The index cards.
I’ll always remember Jim Melaro’s index cards.
This was the late-1990s in the sports department of The Times Herald in Olean, N.Y. To keep track of all the high school team sports for the 30-plus teams we covered in southwestern New York and Northwestern Pennsylvania — basketball, soccer, everything but football — Jim used index cards.
Every night, after the last score had been called in and the last standing updated, Jim would sit at his desk and patiently update his index cards. Each team had a card, featuring a list of their games and scores. Blue if they won. Red if they lost. For soccer, he’d flip the card over and keep track of all the goal scorers.
You did not question Jim’s index cards.
You did not mess with Jim’s index cards.
It seems small and quaint. But it shows just how deeply Jim Melaro cared about his job. He treated covering Big 30 high school sports with level of care and seriousness that anybody covering the NBA for ESPN does.
A longtime sportswriter in Olean (and, for a time, in North Carolina), Jim died on Saturday morning.
A life lived in journalism is one that's inextricably linked to certain people. Jim Melaro was one of those people.
Jim was one of the first people I knew in journalism. I started as an intern at the OTH in the fall of 1996, my sophomore year in college. My sister was then a news reporter at the paper (she would join the sports desk the next year), and she connected me with sports editor Chuck Pollock, who hired me. But it was Jim with whom I worked most often.
The high school sports desk of the small town newspaper is, in so many ways, the bedrock of sports journalism. It’s where so many of us got our starts, where we really learn the job. There’s no more pressure-filled place in journalism than the sports department on a Friday night when the phones never stop ringing after 7 p.m. You’re putting hundreds of kids names in the paper that night, and you’ve got to be sure to get every one right. As my friend Mike Vaccaro often says, when Eli Manning wins a Super Bowl, his mom isn’t cutting out his column and putting it on her fridge. But a kid who scores a goal for Hinsdale soccer? That clips going on fridges and in scrapbooks.

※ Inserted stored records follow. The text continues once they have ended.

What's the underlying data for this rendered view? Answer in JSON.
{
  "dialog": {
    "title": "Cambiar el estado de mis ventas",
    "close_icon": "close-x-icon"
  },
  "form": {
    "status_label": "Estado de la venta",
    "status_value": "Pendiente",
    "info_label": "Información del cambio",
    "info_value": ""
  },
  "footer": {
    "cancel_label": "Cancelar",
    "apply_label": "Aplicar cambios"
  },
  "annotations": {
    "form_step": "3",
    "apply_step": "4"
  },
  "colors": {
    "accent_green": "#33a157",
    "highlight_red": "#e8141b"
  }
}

Jim was the master of the high school sports desk. He knew everything and everyone. He loved nothing more than covering high school football. Even as he served as the St. Bonaventure women’s basketball beat writer, high school sports — football especially — were his passion. You could not outwork Jim. Even health issues along the way couldn’t slow him down. He provided the foundation for our department that allowed those of us with big market ambitions to do our work and flourish.

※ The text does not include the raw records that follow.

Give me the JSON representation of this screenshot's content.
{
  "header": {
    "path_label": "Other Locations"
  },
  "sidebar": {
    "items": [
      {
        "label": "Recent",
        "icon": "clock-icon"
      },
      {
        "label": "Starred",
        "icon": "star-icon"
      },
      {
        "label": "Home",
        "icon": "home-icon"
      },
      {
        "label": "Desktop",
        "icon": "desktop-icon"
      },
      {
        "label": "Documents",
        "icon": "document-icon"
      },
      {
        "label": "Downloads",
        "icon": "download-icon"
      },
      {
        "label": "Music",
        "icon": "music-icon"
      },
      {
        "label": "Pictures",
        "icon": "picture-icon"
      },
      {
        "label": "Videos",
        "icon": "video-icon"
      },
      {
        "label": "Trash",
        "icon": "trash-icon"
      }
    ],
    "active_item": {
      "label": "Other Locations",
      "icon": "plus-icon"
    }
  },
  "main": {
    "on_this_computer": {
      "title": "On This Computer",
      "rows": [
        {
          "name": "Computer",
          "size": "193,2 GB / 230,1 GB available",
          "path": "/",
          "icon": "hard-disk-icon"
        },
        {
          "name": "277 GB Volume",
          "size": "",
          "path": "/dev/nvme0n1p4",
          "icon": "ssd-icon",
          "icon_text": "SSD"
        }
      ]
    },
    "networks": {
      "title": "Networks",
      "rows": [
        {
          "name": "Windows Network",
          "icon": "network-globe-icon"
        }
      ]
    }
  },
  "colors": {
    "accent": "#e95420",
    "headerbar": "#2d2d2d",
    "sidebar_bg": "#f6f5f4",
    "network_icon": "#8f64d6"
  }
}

And he was a kind, gentile soul. He was one of the good guys. He had a laugh bigger than the whole outdoors, and a smile to match. In a job and a situation where it’s easy to get too cynical or bitter, Jim never lost his essential good nature, his willingness to help, his passion, his care. We worked together so often that we became de facto members of each others’ families. He talked to my mom every night on the phone. His first grandchild was born while I was still working with him and man, you never saw anyone light up with joy the way you did when he mentioned Jaden.
My lasting image of Jim is him sitting in the desk in the back corner of the tiny sports department pen in the building on Norton Drive in Olean. It’s forever Monday night - Big 30 committee night. He sat in the corner all night, talking phone calls from the men who had volunteered to watch are high school football games and call in their observations for Jim’s weekly notebook. He has a smile on his face as he picks of the phone and talks to one of his friends for 47 minutes about everything … before eventually getting around to football.